ORGL-522: Leadership and Community Empowerment Collaboration and Dialogue.
Course pedagogy invited me to develop community to facilitate individual growth and collective flourishing. Through experience and scholarship I had an opportunity to explore and practice empowerment, collaboration, and dialogue within the context of creating structures and processes for sustaining and transforming community. Within an Immersion class at St. Andrews Benedictine Abbey, I become a participant-observer designed to explore, practice, and come to an expanded understanding of the role and purpose of the leader’s involvement and commitment to building and sustaining meaningful and purposeful community. Experiential findings are then integrated with the literature on community building and used to formulate a proposal for enhancing community flourishing. Course competencies invited me to 1) describe and interpret my experience of community life, specifically within the monastic experience 2) describe and interpret my experience of community within secular organizations given the experience of monastic community 3) reflect on my experience with organizations, interpreting it within the context of course experience and materials while writing a philosophy of Leadership and Community statement 4) develop competencies in ethnomethology by engaging and practicing participant observation during my monastic immersion experience and interpret findings 5) understand and apply effective interpersonal and small group development and communication skills such as empathy, empowerment & dialogue while facilitating healthy community in multiple contexts 6) demonstrate mastery of the course readings and concepts by synthesizing and integrating applicable materials into a written proposal to enhance organizational and community flourishing.

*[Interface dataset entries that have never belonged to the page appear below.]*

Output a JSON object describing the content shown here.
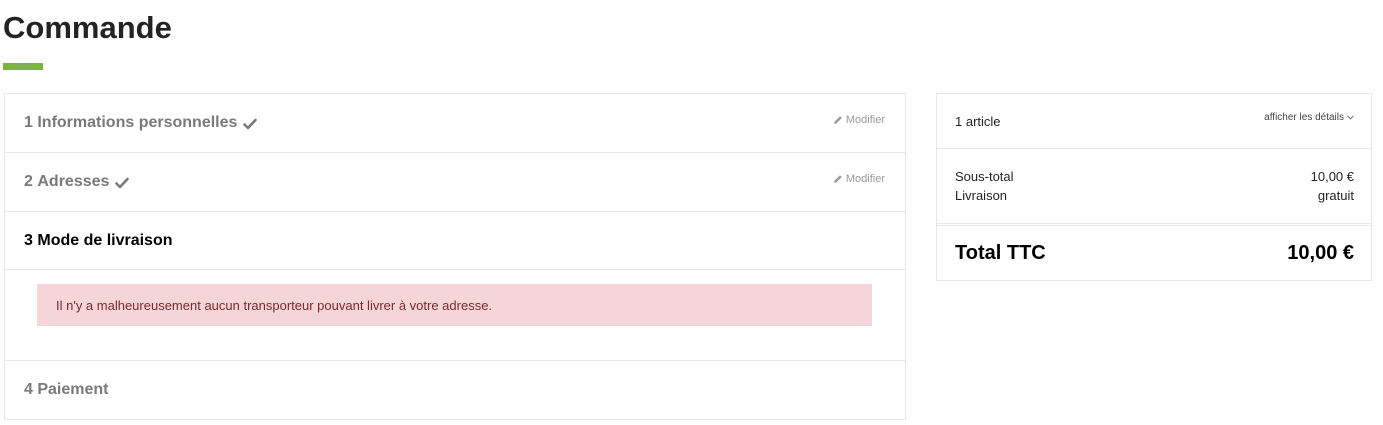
{
  "page": {
    "title": "Commande",
    "accent_color": "#7cb342"
  },
  "steps": [
    {
      "number": "1",
      "label": "Informations personnelles",
      "completed": true,
      "edit_label": "Modifier"
    },
    {
      "number": "2",
      "label": "Adresses",
      "completed": true,
      "edit_label": "Modifier"
    },
    {
      "number": "3",
      "label": "Mode de livraison",
      "current": true,
      "alert": "Il n'y a malheureusement aucun transporteur pouvant livrer à votre adresse."
    },
    {
      "number": "4",
      "label": "Paiement"
    }
  ],
  "summary": {
    "items_count": "1 article",
    "details_label": "afficher les détails",
    "subtotal_label": "Sous-total",
    "subtotal_value": "10,00 €",
    "shipping_label": "Livraison",
    "shipping_value": "gratuit",
    "total_label": "Total TTC",
    "total_value": "10,00 €"
  }
}
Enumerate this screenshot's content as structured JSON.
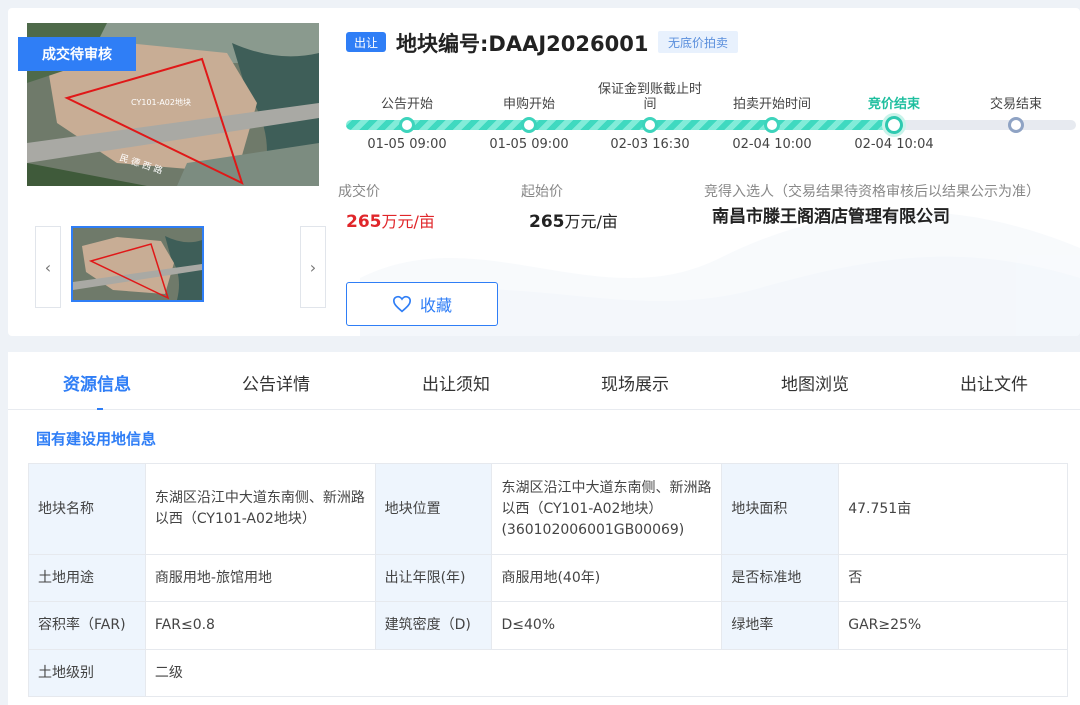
{
  "status_badge": "成交待审核",
  "tag_out": "出让",
  "parcel_title": "地块编号:DAAJ2026001",
  "tag_noreserve": "无底价拍卖",
  "photo": {
    "overlay_label": "CY101-A02地块",
    "road_label": "民 德 西 路"
  },
  "thumb_nav": {
    "prev": "‹",
    "next": "›"
  },
  "steps": [
    {
      "label": "公告开始",
      "time": "01-05 09:00"
    },
    {
      "label": "申购开始",
      "time": "01-05 09:00"
    },
    {
      "label": "保证金到账截止时间",
      "time": "02-03 16:30"
    },
    {
      "label": "拍卖开始时间",
      "time": "02-04 10:00"
    },
    {
      "label": "竞价结束",
      "time": "02-04 10:04"
    },
    {
      "label": "交易结束",
      "time": ""
    }
  ],
  "deal_price": {
    "label": "成交价",
    "value": "265",
    "unit": "万元/亩"
  },
  "start_price": {
    "label": "起始价",
    "value": "265",
    "unit": "万元/亩"
  },
  "winner": {
    "label": "竞得入选人（交易结果待资格审核后以结果公示为准）",
    "value": "南昌市滕王阁酒店管理有限公司"
  },
  "favorite_label": "收藏",
  "tabs": [
    "资源信息",
    "公告详情",
    "出让须知",
    "现场展示",
    "地图浏览",
    "出让文件"
  ],
  "section_title": "国有建设用地信息",
  "table": [
    [
      "地块名称",
      "东湖区沿江中大道东南侧、新洲路以西（CY101-A02地块）",
      "地块位置",
      "东湖区沿江中大道东南侧、新洲路以西（CY101-A02地块）(360102006001GB00069)",
      "地块面积",
      "47.751亩"
    ],
    [
      "土地用途",
      "商服用地-旅馆用地",
      "出让年限(年)",
      "商服用地(40年)",
      "是否标准地",
      "否"
    ],
    [
      "容积率（FAR)",
      "FAR≤0.8",
      "建筑密度（D)",
      "D≤40%",
      "绿地率",
      "GAR≥25%"
    ],
    [
      "土地级别",
      "二级"
    ]
  ],
  "colors": {
    "primary": "#2f7ef6",
    "price_red": "#e0262a",
    "progress": "#3fd9c0",
    "active_step": "#1fbf9f"
  }
}
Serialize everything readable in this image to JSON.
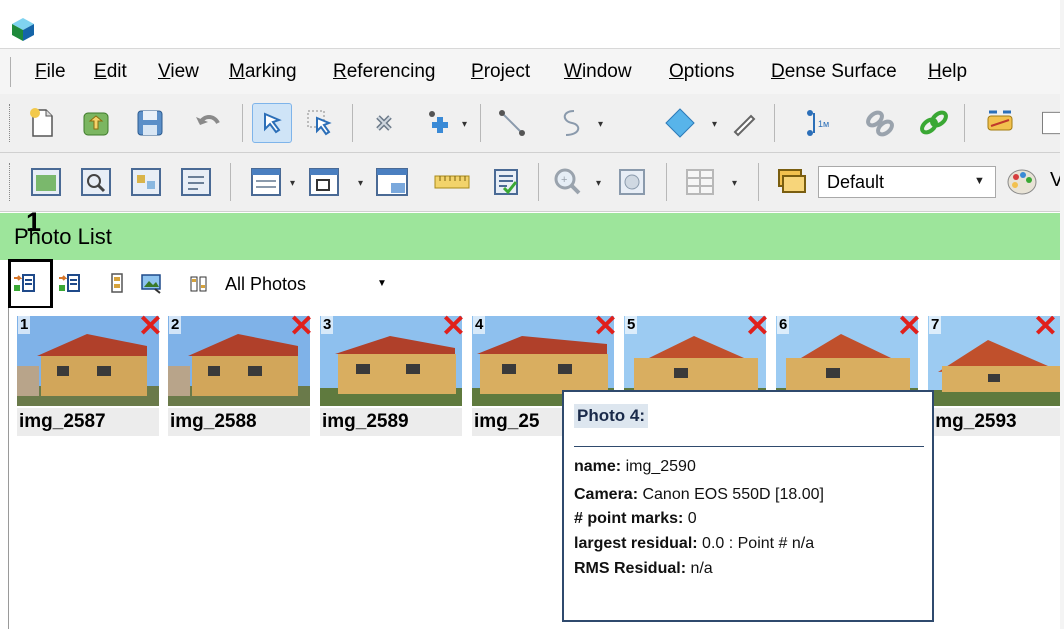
{
  "menu": {
    "items": [
      {
        "id": "file",
        "mnemonic": "F",
        "rest": "ile"
      },
      {
        "id": "edit",
        "mnemonic": "E",
        "rest": "dit"
      },
      {
        "id": "view",
        "mnemonic": "V",
        "rest": "iew"
      },
      {
        "id": "marking",
        "mnemonic": "M",
        "rest": "arking"
      },
      {
        "id": "referencing",
        "mnemonic": "R",
        "rest": "eferencing"
      },
      {
        "id": "project",
        "mnemonic": "P",
        "rest": "roject"
      },
      {
        "id": "window",
        "mnemonic": "W",
        "rest": "indow"
      },
      {
        "id": "options",
        "mnemonic": "O",
        "rest": "ptions"
      },
      {
        "id": "dense-surface",
        "mnemonic": "D",
        "rest": "ense Surface"
      },
      {
        "id": "help",
        "mnemonic": "H",
        "rest": "elp"
      }
    ]
  },
  "toolbar2": {
    "style_value": "Default",
    "cut_text": "V"
  },
  "callout": {
    "number": "1"
  },
  "photo_list": {
    "title": "Photo List",
    "filter_value": "All Photos"
  },
  "photos": [
    {
      "num": "1",
      "name": "img_2587",
      "x_mark": "✕"
    },
    {
      "num": "2",
      "name": "img_2588",
      "x_mark": "✕"
    },
    {
      "num": "3",
      "name": "img_2589",
      "x_mark": "✕"
    },
    {
      "num": "4",
      "name": "img_25",
      "x_mark": "✕"
    },
    {
      "num": "5",
      "name": "",
      "x_mark": "✕"
    },
    {
      "num": "6",
      "name": "",
      "x_mark": "✕"
    },
    {
      "num": "7",
      "name": "img_2593",
      "x_mark": "✕"
    }
  ],
  "tooltip": {
    "title": "Photo 4:",
    "name_label": "name:",
    "name_value": " img_2590",
    "camera_label": "Camera:",
    "camera_value": " Canon EOS 550D [18.00]",
    "marks_label": "# point marks:",
    "marks_value": " 0",
    "residual_label": "largest residual:",
    "residual_value": " 0.0 : Point # n/a",
    "rms_label": "RMS Residual:",
    "rms_value": " n/a"
  },
  "colors": {
    "photo_list_header": "#9de59b",
    "tooltip_border": "#2f4a6d",
    "reject_mark": "#e0201c"
  }
}
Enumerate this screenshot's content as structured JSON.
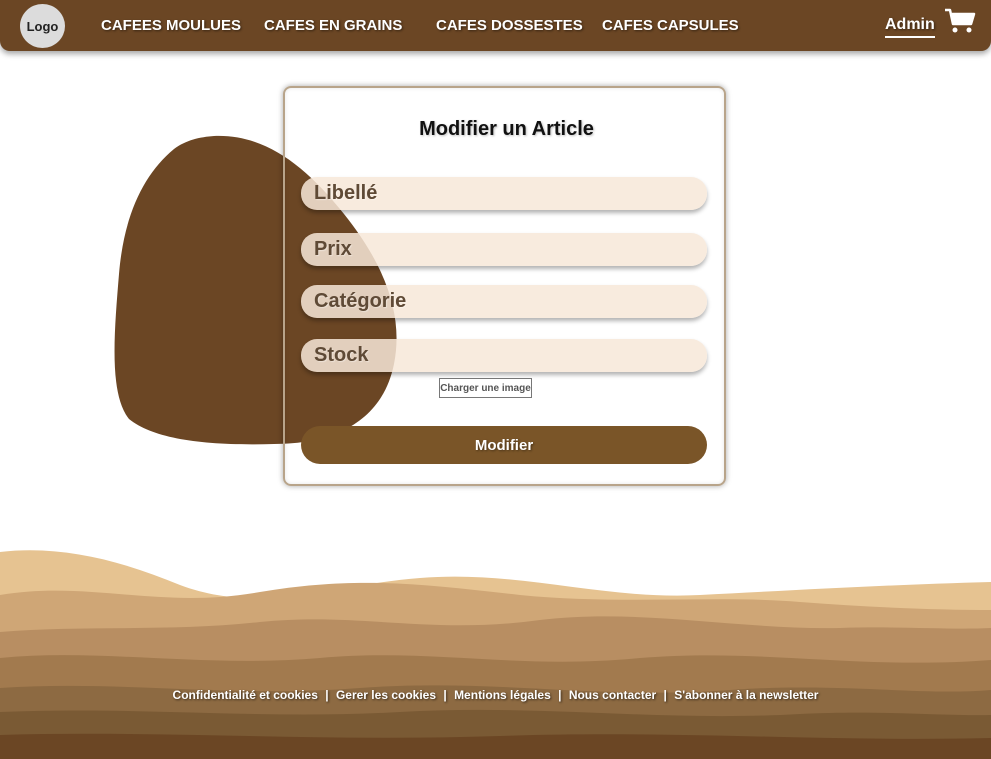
{
  "nav": {
    "logo": "Logo",
    "links": [
      "CAFEES MOULUES",
      "CAFES EN GRAINS",
      "CAFES DOSSESTES",
      "CAFES CAPSULES"
    ],
    "admin": "Admin",
    "cart_icon": "cart-icon"
  },
  "form": {
    "title": "Modifier un Article",
    "fields": [
      {
        "placeholder": "Libellé",
        "value": ""
      },
      {
        "placeholder": "Prix",
        "value": ""
      },
      {
        "placeholder": "Catégorie",
        "value": ""
      },
      {
        "placeholder": "Stock",
        "value": ""
      }
    ],
    "upload_label": "Charger une image",
    "submit_label": "Modifier"
  },
  "footer": {
    "links": [
      "Confidentialité et cookies",
      "Gerer les cookies",
      "Mentions légales",
      "Nous contacter",
      "S'abonner à la newsletter"
    ],
    "separator": "|"
  },
  "colors": {
    "nav_bg": "#6b4624",
    "blob": "#6b4624",
    "field_bg": "#f7e8d8",
    "button": "#7a5528"
  }
}
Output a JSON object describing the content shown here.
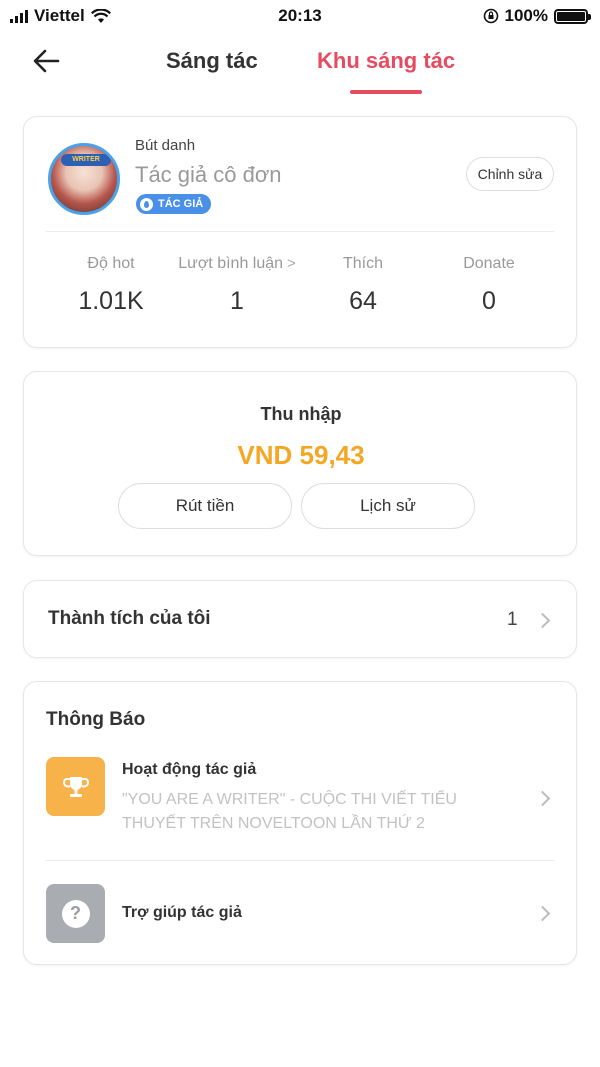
{
  "status_bar": {
    "carrier": "Viettel",
    "time": "20:13",
    "battery": "100%",
    "battery_level": 1.0
  },
  "nav": {
    "tabs": [
      {
        "label": "Sáng tác"
      },
      {
        "label": "Khu sáng tác"
      }
    ],
    "active_tab": 1
  },
  "profile": {
    "pen_label": "Bút danh",
    "pen_name": "Tác giả cô đơn",
    "badge": "TÁC GIẢ",
    "avatar_text": "WRITER",
    "edit_label": "Chỉnh sửa",
    "stats": [
      {
        "label": "Độ hot",
        "value": "1.01K"
      },
      {
        "label": "Lượt bình luận",
        "value": "1"
      },
      {
        "label": "Thích",
        "value": "64"
      },
      {
        "label": "Donate",
        "value": "0"
      }
    ]
  },
  "income": {
    "title": "Thu nhập",
    "amount": "VND 59,43",
    "withdraw_label": "Rút tiền",
    "history_label": "Lịch sử"
  },
  "achievements": {
    "label": "Thành tích của tôi",
    "count": "1"
  },
  "notices": {
    "title": "Thông Báo",
    "items": [
      {
        "title": "Hoạt động tác giả",
        "description": "\"YOU ARE A WRITER\" - CUỘC THI VIẾT TIỂU THUYẾT TRÊN NOVELTOON LẦN THỨ 2",
        "icon": "trophy-icon"
      },
      {
        "title": "Trợ giúp tác giả",
        "icon": "help-icon"
      }
    ]
  },
  "colors": {
    "accent": "#e84a5f",
    "income": "#f5a623",
    "badge": "#4a8fe8",
    "trophy_bg": "#f7b24a",
    "help_bg": "#a9acb0"
  }
}
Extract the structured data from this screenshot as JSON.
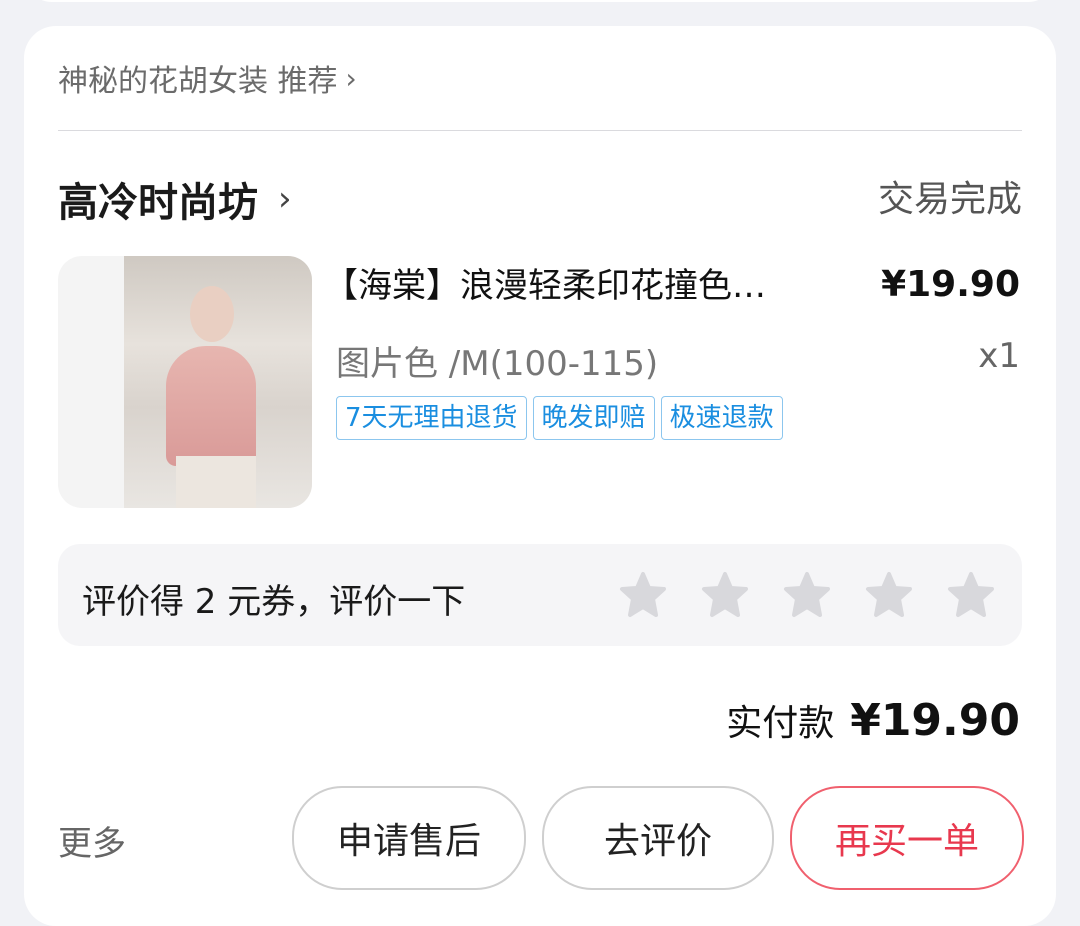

This course foundationally impacted how I perceive the role of community in organizations. As a class we spent five days at St. Andrews Abbey in Valyermo, California studying the role of community. Catholic Monks follow St. Benedicts Rule, a 1500-year-old text that outlines how each community member is to interact and participate authentically within a servant-led culture. Course work invited me to identify my strengths and the strengths of the organization I serve. I was invited to identify characteristics of community apart from religious life and grow relationships with participants who do not share my religious tradition seeking to collaborate collectively. This course emphasized collective leadership and the role of individuals within organizations.
Today’s society is always technologically online and engaged via smartphone, tablet or laptop. We identify goals in lengthy, time consuming e-mails or in 140 characters on Twitter. Everything is written, photographed or captured on video. What happens when you turn it off? What do you hear? I embraced a silence, a community at St. Andrews Abbey that continually calls for my return to the engaged discipline of meditation. The transformative changes of this term invited me to meditate daily and the results are noticeable as I am a far calmer, more engaged and relational individual led by an others first philosophy.
B., & Dysinger, L. (1997). The rule of St. Benedict: Latin & English. Trabuco Canyon, CA: Source Books.
Beauvois, X. (Director). (2010). Of God’s and Men [Motion picture on DVD]. USA.
Block, P. (2008). Community: The structure of belonging. San Francisco, CA: Berrett-Koehler.
Casey, M. (2001). A guide to living in the truth: Saint Benedict's teaching on humility. Liguori, MO: Liguori/Triumph.
Palmer, P. J. (1983). To know as we are known: A spirituality of education. San Francisco, CA: Harper & Row.